**Component data from apps and pages**
━━━

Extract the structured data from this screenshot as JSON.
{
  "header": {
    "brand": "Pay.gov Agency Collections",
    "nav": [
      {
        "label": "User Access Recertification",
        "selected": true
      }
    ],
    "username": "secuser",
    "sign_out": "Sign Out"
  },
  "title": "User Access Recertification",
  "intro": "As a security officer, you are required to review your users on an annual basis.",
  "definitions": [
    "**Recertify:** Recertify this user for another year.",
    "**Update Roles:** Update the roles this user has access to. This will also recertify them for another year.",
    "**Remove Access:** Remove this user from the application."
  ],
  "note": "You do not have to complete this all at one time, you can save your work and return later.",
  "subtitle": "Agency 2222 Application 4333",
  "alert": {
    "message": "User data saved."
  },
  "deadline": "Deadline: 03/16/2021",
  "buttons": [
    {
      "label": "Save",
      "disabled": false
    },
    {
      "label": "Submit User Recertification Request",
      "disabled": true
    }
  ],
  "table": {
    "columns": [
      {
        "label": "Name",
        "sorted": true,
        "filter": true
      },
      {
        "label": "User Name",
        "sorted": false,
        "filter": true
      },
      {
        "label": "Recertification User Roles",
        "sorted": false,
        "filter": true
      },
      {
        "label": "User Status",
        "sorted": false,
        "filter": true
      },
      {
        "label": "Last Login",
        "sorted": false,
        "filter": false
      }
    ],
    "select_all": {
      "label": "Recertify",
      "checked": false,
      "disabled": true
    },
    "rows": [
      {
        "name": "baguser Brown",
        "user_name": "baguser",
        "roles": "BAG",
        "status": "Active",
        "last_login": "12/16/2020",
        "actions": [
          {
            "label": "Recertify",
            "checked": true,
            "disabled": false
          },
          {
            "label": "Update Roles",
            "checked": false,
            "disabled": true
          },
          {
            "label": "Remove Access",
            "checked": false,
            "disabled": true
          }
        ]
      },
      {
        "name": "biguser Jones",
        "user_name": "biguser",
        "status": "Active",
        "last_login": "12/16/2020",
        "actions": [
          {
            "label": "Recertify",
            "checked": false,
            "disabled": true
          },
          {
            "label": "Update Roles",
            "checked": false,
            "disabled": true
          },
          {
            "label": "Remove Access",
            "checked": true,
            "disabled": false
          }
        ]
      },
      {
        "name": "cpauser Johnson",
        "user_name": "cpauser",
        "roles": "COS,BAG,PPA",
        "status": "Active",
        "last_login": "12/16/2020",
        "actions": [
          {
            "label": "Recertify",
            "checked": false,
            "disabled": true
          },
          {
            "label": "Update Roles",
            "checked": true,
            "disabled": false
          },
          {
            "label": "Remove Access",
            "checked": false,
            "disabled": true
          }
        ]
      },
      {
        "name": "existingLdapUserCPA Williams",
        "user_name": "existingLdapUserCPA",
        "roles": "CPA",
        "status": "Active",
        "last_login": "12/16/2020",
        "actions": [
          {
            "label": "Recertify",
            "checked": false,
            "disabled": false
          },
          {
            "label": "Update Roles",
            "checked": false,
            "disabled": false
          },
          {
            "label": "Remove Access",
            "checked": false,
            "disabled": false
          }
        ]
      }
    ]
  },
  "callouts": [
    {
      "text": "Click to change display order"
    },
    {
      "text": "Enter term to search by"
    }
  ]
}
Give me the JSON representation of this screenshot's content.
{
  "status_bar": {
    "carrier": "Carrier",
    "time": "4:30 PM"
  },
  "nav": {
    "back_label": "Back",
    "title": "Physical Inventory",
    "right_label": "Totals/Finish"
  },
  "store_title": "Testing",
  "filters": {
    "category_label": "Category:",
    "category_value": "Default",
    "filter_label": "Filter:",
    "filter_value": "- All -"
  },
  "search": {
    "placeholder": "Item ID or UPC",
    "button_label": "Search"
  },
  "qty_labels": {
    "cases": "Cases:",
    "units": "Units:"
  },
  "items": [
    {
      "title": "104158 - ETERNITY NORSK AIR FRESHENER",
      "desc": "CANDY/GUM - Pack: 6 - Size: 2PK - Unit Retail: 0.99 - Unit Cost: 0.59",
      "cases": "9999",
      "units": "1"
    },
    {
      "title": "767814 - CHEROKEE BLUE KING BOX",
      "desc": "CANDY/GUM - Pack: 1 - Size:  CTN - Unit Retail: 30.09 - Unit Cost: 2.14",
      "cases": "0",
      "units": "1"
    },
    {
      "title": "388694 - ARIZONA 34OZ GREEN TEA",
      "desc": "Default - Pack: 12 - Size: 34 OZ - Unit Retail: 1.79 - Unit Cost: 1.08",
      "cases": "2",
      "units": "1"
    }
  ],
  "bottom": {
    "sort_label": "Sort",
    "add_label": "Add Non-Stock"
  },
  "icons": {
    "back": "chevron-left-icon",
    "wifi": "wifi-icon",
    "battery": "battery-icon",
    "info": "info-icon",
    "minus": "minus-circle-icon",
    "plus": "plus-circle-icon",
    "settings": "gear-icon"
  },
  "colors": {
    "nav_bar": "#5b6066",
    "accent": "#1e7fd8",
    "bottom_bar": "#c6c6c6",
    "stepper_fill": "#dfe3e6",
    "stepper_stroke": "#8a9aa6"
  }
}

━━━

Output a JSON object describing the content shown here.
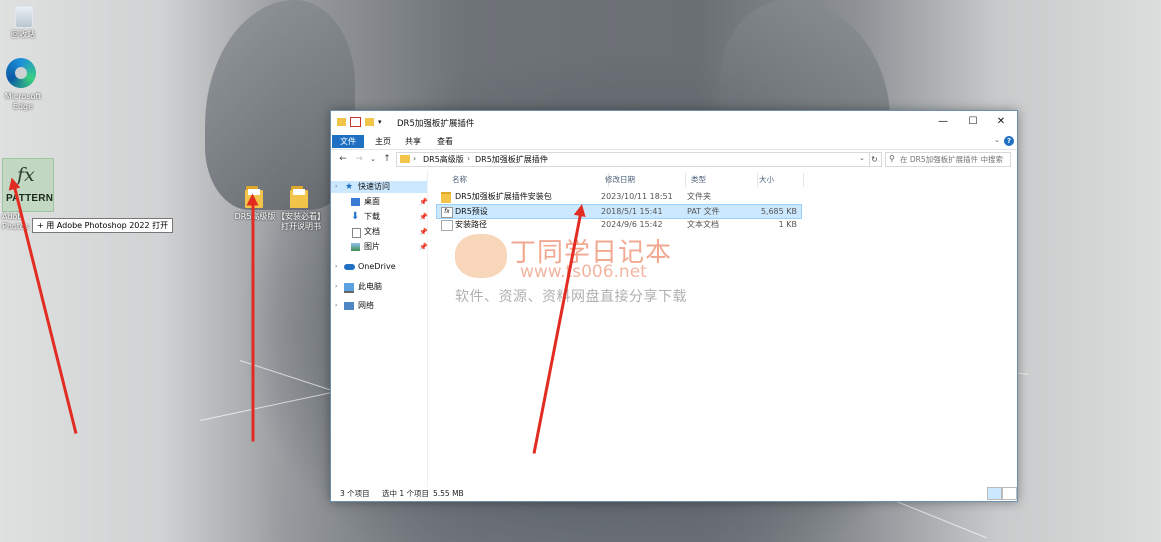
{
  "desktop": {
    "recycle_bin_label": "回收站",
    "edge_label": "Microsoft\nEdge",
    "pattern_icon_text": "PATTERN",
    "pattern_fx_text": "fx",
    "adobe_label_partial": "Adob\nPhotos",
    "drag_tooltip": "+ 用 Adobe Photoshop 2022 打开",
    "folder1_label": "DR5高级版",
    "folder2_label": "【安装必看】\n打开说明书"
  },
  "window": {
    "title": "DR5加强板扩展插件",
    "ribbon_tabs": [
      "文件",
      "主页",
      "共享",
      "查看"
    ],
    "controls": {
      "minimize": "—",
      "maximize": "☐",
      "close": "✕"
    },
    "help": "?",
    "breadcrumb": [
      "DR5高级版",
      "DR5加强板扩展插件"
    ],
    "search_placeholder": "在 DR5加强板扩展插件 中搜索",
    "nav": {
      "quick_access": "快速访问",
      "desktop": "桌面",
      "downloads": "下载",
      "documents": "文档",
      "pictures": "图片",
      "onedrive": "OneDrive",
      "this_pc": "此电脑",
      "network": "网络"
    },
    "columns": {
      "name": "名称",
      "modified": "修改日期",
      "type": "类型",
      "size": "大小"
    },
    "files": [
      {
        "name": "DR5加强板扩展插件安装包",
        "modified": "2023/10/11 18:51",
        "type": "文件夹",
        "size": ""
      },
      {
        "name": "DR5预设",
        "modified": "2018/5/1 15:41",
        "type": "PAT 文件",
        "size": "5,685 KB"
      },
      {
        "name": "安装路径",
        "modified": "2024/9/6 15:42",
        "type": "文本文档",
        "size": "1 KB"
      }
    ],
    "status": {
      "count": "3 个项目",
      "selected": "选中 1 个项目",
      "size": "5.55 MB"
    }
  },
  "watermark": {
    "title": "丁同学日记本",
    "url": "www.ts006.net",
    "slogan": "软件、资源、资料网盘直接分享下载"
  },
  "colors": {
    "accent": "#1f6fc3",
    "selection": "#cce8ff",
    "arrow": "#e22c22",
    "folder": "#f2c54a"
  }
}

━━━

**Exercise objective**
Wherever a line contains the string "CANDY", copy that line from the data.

**Expected output**
      "desc": "CANDY/GUM - Pack: 6 - Size: 2PK - Unit Retail: 0.99 - Unit Cost: 0.59",
      "desc": "CANDY/GUM - Pack: 1 - Size:  CTN - Unit Retail: 30.09 - Unit Cost: 2.14",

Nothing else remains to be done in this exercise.